(Details? Sure, we've got details. King David's palace is described as having been built by Phoenicians from Tyre; the location is not given precisely, but can be inferred reasonably well. At the ideal candidate to match the Biblical descriptions, Dr. Eilat Mazar found the remains of a massive Phoenician building. (She notes that Phoenician structures of any sort in this region are extremely rare.) It dates to the correct period, and shows evidence of use over centuries, with structures added on later -- exactly what you'd expect from David's palace, built around 1000 BCE and used by Israelite monarchs until the Babylonian conquest in 586 BCE. The excavation continues... but already a clay bulla, or signet impression, was found and attributed to Yehuchal Ben Shelemiah, a noble of Judea from the time of King Zedekiah who is mentioned by name in Jeremiah 37:3!)
Stay tuned on this. It's already described as "the archaeological find of the century", and that's no exaggeration.
UPDATE: Considerably more detail on Dr. Mazar's tremendous find can be found here, along with a photo I find tremendously inspiring:
"For me, finding the bulla was tremendous," says Mazar. "Yehuchal was no longer just some name in a biblical account that I might not even have been sure was true. He was a real person. We now have his business card. The account is a real account. It is very rare to find such precise evidence for a narrative in the Bible."(emphasis added)
In its own way, discovering that bulla is as exciting as the discovery of Elazar ben-Yair's lot, from the last moments of the Jewish revolt on Masada in 73 AD.
For those who don't know the story: after a lengthy siege and more than a million deaths, Jerusalem was sacked and the Holy Temple burned by the Romans in 70 AD; that date, the ninth of Av by the Hebrew calendar, is still a date of mourning for Jews, nearly two thousand years later. But a small group of guerilla fighters and their families, commanded by a charismatic leader named Elazar ben-Yair, eluded the slaughter and made their way south, to King Herod's abandoned summer palace on the moutaintop of Masada, on the shores of the Dead Sea.

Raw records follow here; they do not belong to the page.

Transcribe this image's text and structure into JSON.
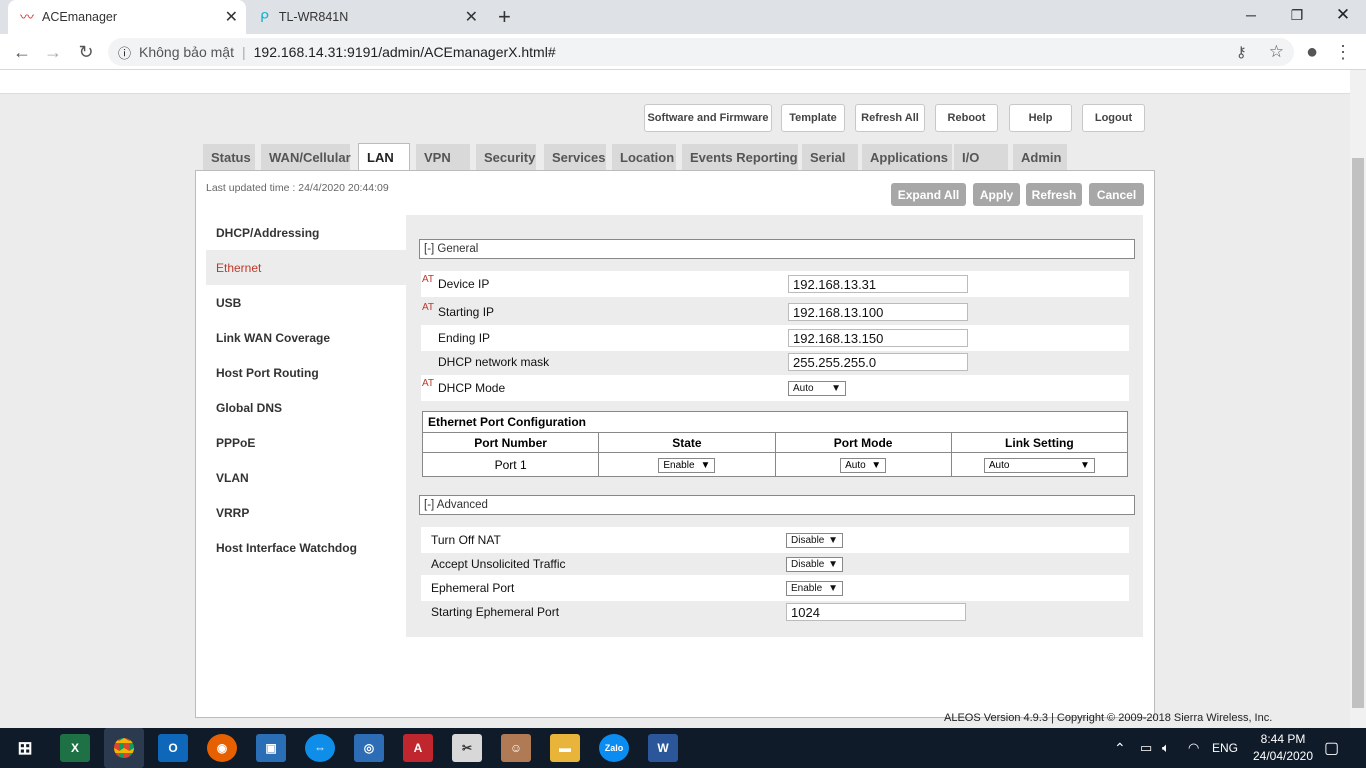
{
  "browser": {
    "tabs": [
      {
        "title": "ACEmanager"
      },
      {
        "title": "TL-WR841N"
      }
    ],
    "url_security": "Không bảo mật",
    "url": "192.168.14.31:9191/admin/ACEmanagerX.html#"
  },
  "top_buttons": [
    "Software and Firmware",
    "Template",
    "Refresh All",
    "Reboot",
    "Help",
    "Logout"
  ],
  "main_tabs": [
    "Status",
    "WAN/Cellular",
    "LAN",
    "VPN",
    "Security",
    "Services",
    "Location",
    "Events Reporting",
    "Serial",
    "Applications",
    "I/O",
    "Admin"
  ],
  "last_updated": "Last updated time : 24/4/2020 20:44:09",
  "actions": [
    "Expand All",
    "Apply",
    "Refresh",
    "Cancel"
  ],
  "sidebar": [
    "DHCP/Addressing",
    "Ethernet",
    "USB",
    "Link WAN Coverage",
    "Host Port Routing",
    "Global DNS",
    "PPPoE",
    "VLAN",
    "VRRP",
    "Host Interface Watchdog"
  ],
  "general": {
    "header": "[-] General",
    "at": "AT",
    "fields": [
      {
        "label": "Device IP",
        "value": "192.168.13.31"
      },
      {
        "label": "Starting IP",
        "value": "192.168.13.100"
      },
      {
        "label": "Ending IP",
        "value": "192.168.13.150"
      },
      {
        "label": "DHCP network mask",
        "value": "255.255.255.0"
      },
      {
        "label": "DHCP Mode",
        "value": "Auto"
      }
    ]
  },
  "port_config": {
    "title": "Ethernet Port Configuration",
    "headers": [
      "Port Number",
      "State",
      "Port Mode",
      "Link Setting"
    ],
    "row": {
      "port": "Port 1",
      "state": "Enable",
      "mode": "Auto",
      "link": "Auto"
    }
  },
  "advanced": {
    "header": "[-] Advanced",
    "fields": [
      {
        "label": "Turn Off NAT",
        "value": "Disable"
      },
      {
        "label": "Accept Unsolicited Traffic",
        "value": "Disable"
      },
      {
        "label": "Ephemeral Port",
        "value": "Enable"
      },
      {
        "label": "Starting Ephemeral Port",
        "value": "1024"
      }
    ]
  },
  "footer": "ALEOS Version 4.9.3 | Copyright © 2009-2018 Sierra Wireless, Inc.",
  "taskbar": {
    "lang": "ENG",
    "time": "8:44 PM",
    "date": "24/04/2020"
  },
  "colors": {
    "accent_red": "#c0392b",
    "taskbar": "#101b2a"
  }
}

There the Zealots, as the Romans called them, made their last stand: less than a thousand men, women, and children against five thousand Roman legionnaires. For three years they held their own there -- living, working, praying, even minting their own currency -- while under siege by the Romans. But the Romans finally prevailed, and -- in a dramatic event almost without parallel in history -- ben-Yair used his leadership one last time, to persuade his ragtag band that it was better to commit suicide, en masse, and take the Romans' victory from them. Better to die at our own hands as free men, he said, than to live as slaves. So the thousand Jews divided themselves into groups of ten, each with a captain, and the captain then quickly and mercifully killed his group-mates. Then the captains grouped together, cast their own lots to elect their leaders, and each leader killed the members of his group. This continued until only one man was left, who then killed himself. The Romans burst in upon the mountain fortress the next day... and found only bodies.
Well, not quite. Two women and five children had hidden themselves away, and so they remained to tell the story of Masada's last days to the awestruck Roman historian Josephus, himself a Jew. So it is that, incredible as it sounds, we have a transcript of Elazar ben-Yair's final speech to the Zealots.
When Masada was excavated in the nineteen-sixties by Israeli general-turned-archaeologist Yigael Yadin, many treasures were found. But few can compare to this:
It is a pot-sherd, a clay fragment of the sort used routinely for scribbling short notes... or for casting lots. Written on this particular fragment is the name ben-Yair. We can safely assume that it was this fragment, probably written in his own handwriting, with which he cast lots, along with the rest of his people... and then died, as he had lived, a free man, beholden only to God.